I was once asked if my nickname had been Pollyanna as a child. It didn’t bother me. Isn’t it better to see the bright side of situations? And if there is no bright side, then isn’t it permissible to reframe things so they won’t seem so harsh, horrific, or horrendous? If that doesn’t work, it might be helpful to realize that nothing lasts forever and that you’ll just have to endure it (whatever it might be) until the end. The end could be the end of the Corona virus, the end of a semester, the end of a sickness…….lots of uncomfortable or stressful situations come under this heading.
Oh, I just thought of another strategy, one I often employ, thinking and even saying aloud: “It could be worse.” Because it could. Quick example. Since I’d been out of town for a few days, the cupboards were a little bare, not of essentials but of some of the yummy edibles we like. I didn’t have more than five minutes to think about our scarcity, though. That’s when a picture of a starving child slid onto my Newsfeed with the headline: “Starving Children Don’t Cry.” A glutton for punishment, I gulped and read the article, not so that I’d feel better but because I wanted to understand, to know, to learn.
I know more now, but I still don’t understand. Why is it that some precious souls are born into extremely dark and dire situations that never seem to improve while others come to Earth with such excessive wealth (not necessarily material) that they can afford to whine about what kind of pizza they want or which pair of shoes (out of say, ten) they should wear to school.
I recall a situation in which teachers purchased some clothing as a Christmas gift for a student who wore an unvarying set of clothing every single day. Do I need to mention that the child was bullied and teased?

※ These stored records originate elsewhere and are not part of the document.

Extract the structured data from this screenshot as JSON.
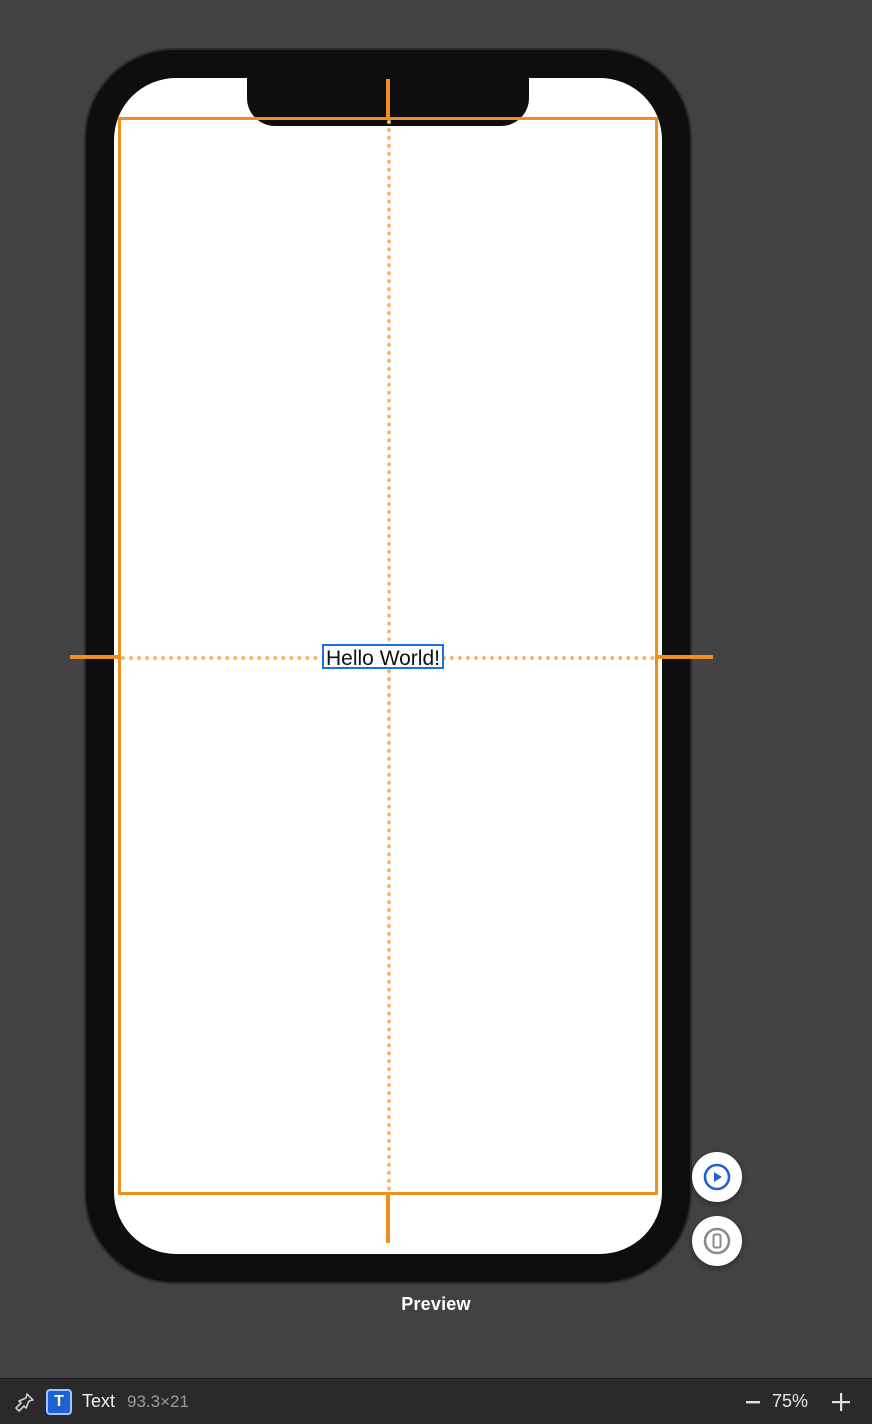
{
  "canvas": {
    "selected_text": "Hello World!",
    "preview_label": "Preview"
  },
  "fab": {
    "play_icon": "play-icon",
    "device_icon": "device-icon"
  },
  "statusbar": {
    "pin_icon": "pin-icon",
    "type_badge": "T",
    "element_name": "Text",
    "dimensions": "93.3×21",
    "zoom_minus": "−",
    "zoom_value": "75%",
    "plus_icon": "plus-icon"
  },
  "colors": {
    "guide": "#ee9021",
    "selection": "#1872e7",
    "accent_blue": "#1e62d0"
  }
}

When the holiday ended and school began anew, the child appeared wearing her old clothes, a little worse for wear, tattered and faded. A little investigating revealed that the mom had sold her child’s clothes for drug money. How can something like this happen when Santa is so darned generous to other kids even when they’ve been naughty?

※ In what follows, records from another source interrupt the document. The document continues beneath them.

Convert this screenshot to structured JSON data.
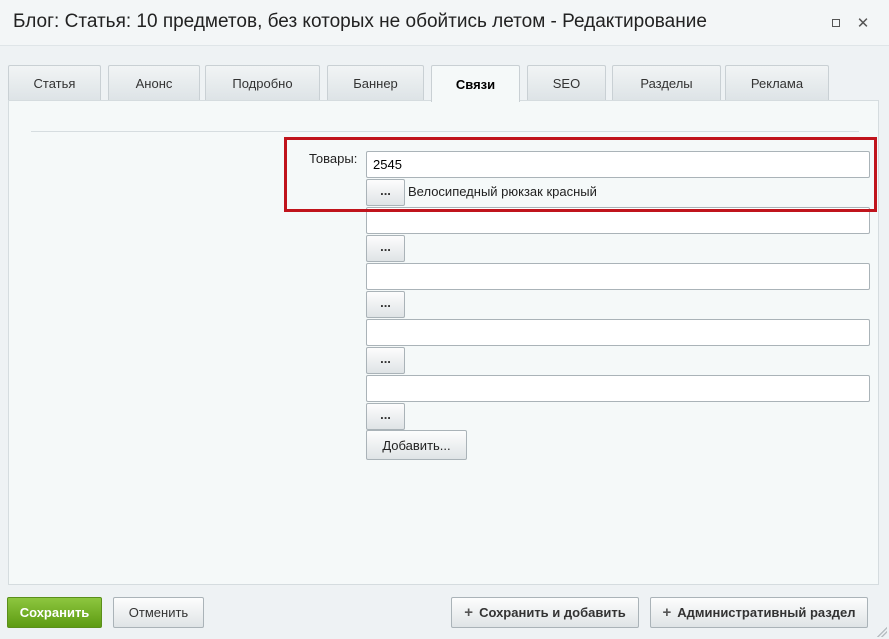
{
  "window": {
    "title": "Блог: Статья: 10 предметов, без которых не обойтись летом - Редактирование"
  },
  "tabs": [
    {
      "label": "Статья"
    },
    {
      "label": "Анонс"
    },
    {
      "label": "Подробно"
    },
    {
      "label": "Баннер"
    },
    {
      "label": "Связи"
    },
    {
      "label": "SEO"
    },
    {
      "label": "Разделы"
    },
    {
      "label": "Реклама"
    }
  ],
  "active_tab": "Связи",
  "form": {
    "products_label": "Товары:",
    "rows": [
      {
        "value": "2545",
        "button": "...",
        "item_name": "Велосипедный рюкзак красный"
      },
      {
        "value": "",
        "button": "..."
      },
      {
        "value": "",
        "button": "..."
      },
      {
        "value": "",
        "button": "..."
      },
      {
        "value": "",
        "button": "..."
      }
    ],
    "add_button": "Добавить..."
  },
  "footer": {
    "save": "Сохранить",
    "cancel": "Отменить",
    "save_and_add": "Сохранить и добавить",
    "admin_section": "Административный раздел"
  },
  "colors": {
    "accent_green": "#6aa81e",
    "highlight_red": "#c0141c"
  },
  "icons": [
    "maximize-icon",
    "close-icon",
    "plus-icon"
  ]
}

One recent morning at church, I heard a wise man say a few things about the glass being half empty as opposed to half full, and I’ve been thinking about it off and on ever since. Actually. he was talking about popcorn bowls, but the concept is the same. The question is whether you look at life as basically good or basically bad. Are you grateful or ungrateful? Are you happy or miserable? Pleasant or bitter? Hopeful or despairing?
As the holiday season ended and a new year began, I couldn’t help reflecting a bit over 2020’s fall holidays compared to 2019’s. Both years, I saw Thanksgiving decorations in Hobby Lobby as early as August, and those orange and gold leaves, plump pumpkins, and colorful cornucopias put a little pep in my step. In 2019, my children and grandchildren gathered with us at Litchfield Beach from Wednesday to Saturday to celebrate the fourth Thursday in November, but in 2020 we were miles apart, connected electronically for a late afternoon Facetime visit.
Christmas. We gathered with children and grandchildren on a couple of occasions. Risky, yes. But we reasoned that since these were the people we engaged with on a somewhat regular basis, we’d be fine. And I wore a mask most of the time. That’s all I have to say about this.
I didn’t gather with friends, but I’m happily content knowing they were with kith and kin and am happy for the social media peeks into their lives. Absent were the get-togethers and lunches with friends. I’ve learned that no year represents my whole life. I have memories of fabulous gatherings in the past and hopeful thoughts of experiencing them again.
In the meantime, I enjoyed a lot of little things that I might have taken scant notice of earlier. Like the small cedar tree someone decorated on the Sweetgum Trail between Scott Park and Woodward Park. I added a string of garland and two bright shiny balls, and the day before Christmas I noticed that someone had dressed it up with a bright red garland…good thing since the first one was becoming a little dull because of rain and sun.
And before I forget, we had the awesome experience of seeing the Bethlehem Star over the ocean. It was a free experience that cost a few minutes of our time to don jackets, walk out on the pier, and look toward the heavens. Although people were separated from one another, I’m counting it as communal and spiritual.
Next year, I hope others who walk the Sweetrum Trail will add a little something to make it a communal tree lighting our path and bringing cheer along the path. In fact, I hope we’ll all do something each day to add light, beauty, and/or hope into others’ lives.